AROUND 142 years ago, the body of murdered Workington teenager Lucy Sands was discovered, months after she had gone missing.

Her murderer was never brought to justice.

After more than a decade of research, as well as several years of filming and editing, Devon-based director Stephen Baldwin claimed he is set to finally expose the truth, when the first two episodes of his six-hour series premiere in Cumbria this summer. 

In an interview with the News & Star, he shared just how he became obsessed with Sands' demise, how the series has come together, and how the spirit of Cumbria has helped to produce what he believes will be a hit series. 

He said: "It was very strange, it started as a dream. It haunted me for a while and I thought, what is it? Through the wormhole of it all, I ended up finding out about Lucy Sands. That's when I started investigating the actual murder story, but there wasn't much around when I had the dream in 2011."

News and Star: Lucy Sands before her murderLucy Sands before her murder (Image: Supplied)

It took Stephen around four years in total to decipher his vision, which, with the help of the Helena Thompson Museum, he later realised was the exact spot where Lucy was murdered. 

He added: "I was researching and researching and it became quite obsessional. It was an unsolved murder, somebody must have known who it was, but nobody came forward. Workington became the height of activity once the body was discovered. People were flocking into the town from across the UK.

"It reached hysteria levels when the West Cumberland Times reported it and it went viral, reaching all corners of the British Empire.
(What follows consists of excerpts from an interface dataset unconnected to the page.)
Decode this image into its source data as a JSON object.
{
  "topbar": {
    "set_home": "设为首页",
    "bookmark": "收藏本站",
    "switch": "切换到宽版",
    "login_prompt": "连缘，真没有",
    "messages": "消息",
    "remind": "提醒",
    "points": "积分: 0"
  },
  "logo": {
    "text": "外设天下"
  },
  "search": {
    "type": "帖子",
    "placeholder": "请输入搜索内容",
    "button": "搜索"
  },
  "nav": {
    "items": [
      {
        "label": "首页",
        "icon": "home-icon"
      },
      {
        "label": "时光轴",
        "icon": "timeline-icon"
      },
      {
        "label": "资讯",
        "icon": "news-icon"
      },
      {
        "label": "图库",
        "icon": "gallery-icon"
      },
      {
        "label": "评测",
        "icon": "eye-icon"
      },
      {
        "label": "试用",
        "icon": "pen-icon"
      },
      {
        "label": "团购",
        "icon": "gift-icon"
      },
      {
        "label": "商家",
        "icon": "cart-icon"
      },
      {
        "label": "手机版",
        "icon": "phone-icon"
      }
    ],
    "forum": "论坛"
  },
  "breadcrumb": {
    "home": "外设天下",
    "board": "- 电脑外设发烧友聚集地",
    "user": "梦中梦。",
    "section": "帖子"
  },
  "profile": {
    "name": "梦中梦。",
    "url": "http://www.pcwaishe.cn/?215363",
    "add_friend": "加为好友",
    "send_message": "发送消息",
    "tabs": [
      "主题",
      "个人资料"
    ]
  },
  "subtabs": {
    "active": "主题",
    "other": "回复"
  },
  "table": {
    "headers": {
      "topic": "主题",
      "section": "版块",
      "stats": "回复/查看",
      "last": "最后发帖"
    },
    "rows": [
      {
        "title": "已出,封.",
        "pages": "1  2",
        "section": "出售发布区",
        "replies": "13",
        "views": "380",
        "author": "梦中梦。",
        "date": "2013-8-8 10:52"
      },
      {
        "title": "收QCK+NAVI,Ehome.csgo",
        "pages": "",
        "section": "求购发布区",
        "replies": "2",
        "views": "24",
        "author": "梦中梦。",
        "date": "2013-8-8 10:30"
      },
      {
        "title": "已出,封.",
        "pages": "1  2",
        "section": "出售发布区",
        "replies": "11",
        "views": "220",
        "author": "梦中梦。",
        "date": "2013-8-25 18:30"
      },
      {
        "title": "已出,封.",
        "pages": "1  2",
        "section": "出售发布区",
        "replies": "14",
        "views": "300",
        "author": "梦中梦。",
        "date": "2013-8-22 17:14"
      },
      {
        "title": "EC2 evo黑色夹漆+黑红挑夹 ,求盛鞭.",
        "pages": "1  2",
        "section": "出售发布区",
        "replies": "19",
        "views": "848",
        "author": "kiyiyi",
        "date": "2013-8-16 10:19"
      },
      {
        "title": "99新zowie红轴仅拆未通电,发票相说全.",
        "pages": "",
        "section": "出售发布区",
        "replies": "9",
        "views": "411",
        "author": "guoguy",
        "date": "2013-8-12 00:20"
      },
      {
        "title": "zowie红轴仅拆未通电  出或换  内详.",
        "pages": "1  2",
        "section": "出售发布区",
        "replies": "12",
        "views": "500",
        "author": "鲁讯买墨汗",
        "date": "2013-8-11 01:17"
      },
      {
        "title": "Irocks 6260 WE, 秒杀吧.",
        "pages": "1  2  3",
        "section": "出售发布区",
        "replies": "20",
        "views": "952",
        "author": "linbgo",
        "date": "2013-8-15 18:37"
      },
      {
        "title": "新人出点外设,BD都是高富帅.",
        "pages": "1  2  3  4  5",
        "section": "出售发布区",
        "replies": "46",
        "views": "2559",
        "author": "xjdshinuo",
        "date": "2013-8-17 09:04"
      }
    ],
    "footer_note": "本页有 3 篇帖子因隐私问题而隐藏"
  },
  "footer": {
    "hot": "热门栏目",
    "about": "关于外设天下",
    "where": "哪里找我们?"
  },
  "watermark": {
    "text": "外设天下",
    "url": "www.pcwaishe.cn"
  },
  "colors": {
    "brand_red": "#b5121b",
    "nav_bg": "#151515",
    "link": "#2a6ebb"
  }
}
It was massive."

Stephen's fascination with the case only grew as he attained newspaper cuttings and court transcripts from the time around Lucy's death.

As a result, he feels that around 80 per cent of the series will be historically accurate, but some character's histories were simply too difficult to track down.

News and Star: Director Stephen BaldwinDirector Stephen Baldwin (Image: Supplied)

Originally, he had planned to shoot a film using local actors but the pandemic forced him to postpone things for 18 months.

Although that allowed him more time for research, it significantly increased costs, while more and more people from across Cumbria volunteered their time as Covid restrictions were gradually lifted. 

Stephen said: "I pulled it through somehow by just sort of working hard and selling stuff. Putting my all into it. And the help from the people of Cumbria has been amazing. We've had help from the Helena Thompson Museum. We've had people from all over Maryport and Workington, especially, who have just been so accommodating.

"People have offered us cups of tea and biscuits when we've been filming in the streets."

The six-hour series will not just tell the story of Lucy and her murderer, but also of Maggie, Jane and Mary, girls close to Lucy whose lives were tainted in the aftermath. 

Stephen added: "The four girls went through hell. Lucy, with being murdered, obviously. And then the other three surviving ones. They were just blamed constantly for her murder. The whole town was turned against them. And it was pretty harrowing.

"So we're not just giving Lucy a voice here, because hers was silenced and robbed unfairly of justice. But we're also giving voices to the three girls who I believe received a lot of injustice."

News and Star: Lucy's body was discovered in Workington under stones in 1881Lucy's body was discovered in Workington under stones in 1881 (Image: Supplied)

The series will cover three different genres of true crime, period drama and supernatural, as Lucy's ghost will appear throughout the series.

Stephen now hopes to sell the series to properly pay back the 550 actors who also got hooked on the series and worked on expenses during the filming.

The director and writer is hugely grateful to Cumbria as a whole, as the beautiful scenery provides a perfect backdrop for his series, with the streets of Workington used to replicate the Victorian setting, while the people have also played a significant part in the series coming together. 

He said: "We've got some amazing backdrops where we actually shot especially in Cumbria and in towns. It takes a massive team to bring this together. Over 500 people have been involved in this and everyone of them was integral and did them part. Without them, the series wouldn't have happened.

"There's at least 300 people in Cumbria who have appeared in this. I'm hoping it helps to boost the county and brings more into the area."

Stephen tracked down family members of those involved as part of his research and faced some opposition from American relatives of the 'murderer', as he will be named publicly for the first time.

Humorously, UK relatives of the alleged murderer offered to appear in the filming as police officers who help bring him to justice.

News and Star: The series posterThe series poster (Image: Supplied)

The first two episodes of the series will be shown at the Helena Thompson Museum on Saturday July 7 and Sunday July 8, with tickets available now.